Dr Nathaniel Davis
Gaps exist in the research field where physics blends into chemistry. In the Advanced Functional Luminescence group, we take a chemical stance to solve challenges related to the advancement of solar energy, energy conversion and efficient lighting. Our focus is on the creation of materials allowing light and electronic energy to be interchanged.
Photo-active antenna complexes have existed for the last decade or so, but they are not presently widely used in applications. Our goal is to link organic and inorganic chromophores together to create energy-harvesting systems with spectral management techniques that are more efficient and applicable compared to the previous generation chromophores. Once fabricated these structures have the potential to advance a wide range of optoelectronic applications. These large antenna complexes will mimic the efficient light harvesting complexes found in nature, concentrating, splitting or combining excited states, and have potential applications in photovoltaics (PVs), luminescent solar concentrators (LSCs), down converters, light emitting diodes (LEDs), water splitting and optically and electronically pumped lasers. They will also act as compelling models to observe excited state dynamics using laser spectroscopy, which has the potential to provide fundamental knowledge that feeds back into future applications.
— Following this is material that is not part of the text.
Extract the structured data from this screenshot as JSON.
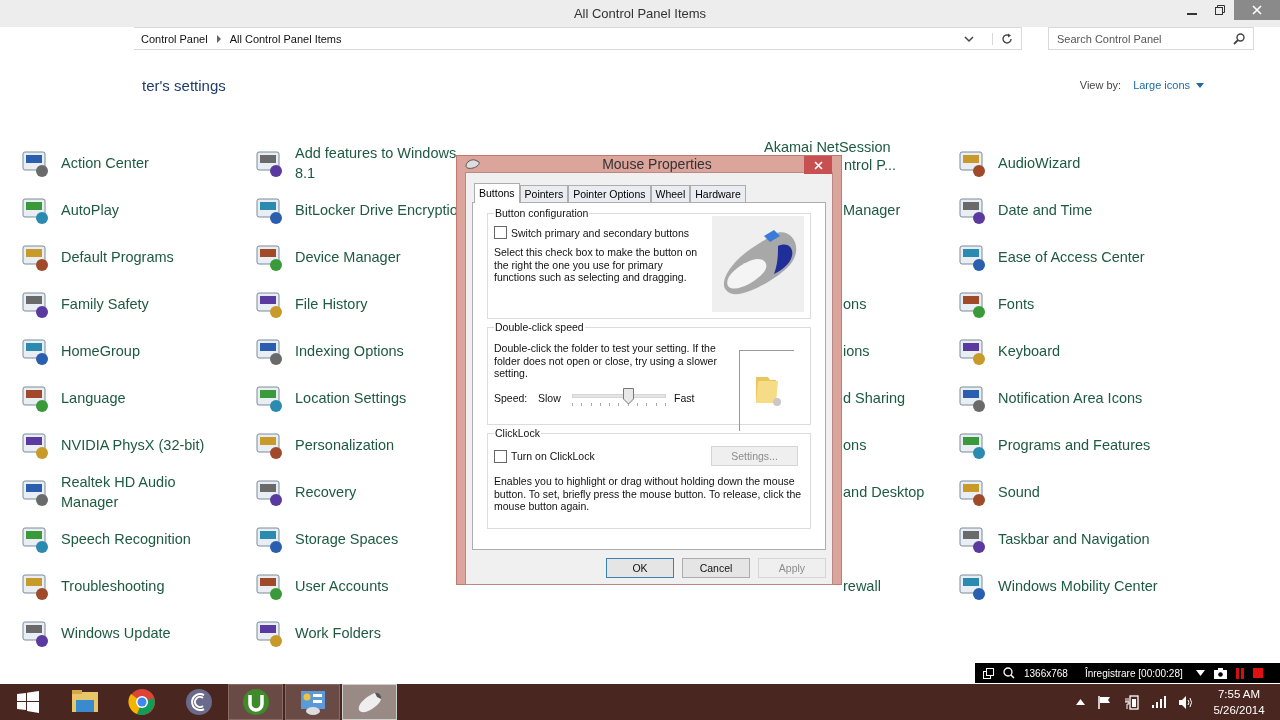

- Synthesis: Fume Hood, Schlenk Line, Glove Box.
- Fabrication: Spin Coater, Blade Coater, Polymerisation.
- Physical characterisation: H1 and C13 NMR, IR, Mass Spec, TEM, XRD, SEM, EDX,
- Optical characterisation: UV Vis, Fluorimeter, Fluorescent Lifetimes, Ultra-fast Photoluminescence, Transient Absorption.
- Dr Chunyan Zeng
- Deanna Ayupova
- Matt Brett
- Hellen Nalumaga
- Jake Hardy
- Sanutep Chan
- Maggie Gao
- Amy Witzmann (Southampton, UK)
- Aurélien Rossi (ENSCP, France)
- The Australasian Community for Advanced Organic Semiconductors
- The Dodd Walls Centre for Photonic and Quantum Technologies
- The MacDiarmid Institute for Advanced Materials and Nanotechnology
- The ARC Centre of Excellence in Exciton Science (University of Melbourne, Monash University, RMIT, University of NSW and the University of Sydney).
- The Optoelectronics Group University of Cambridge, UK.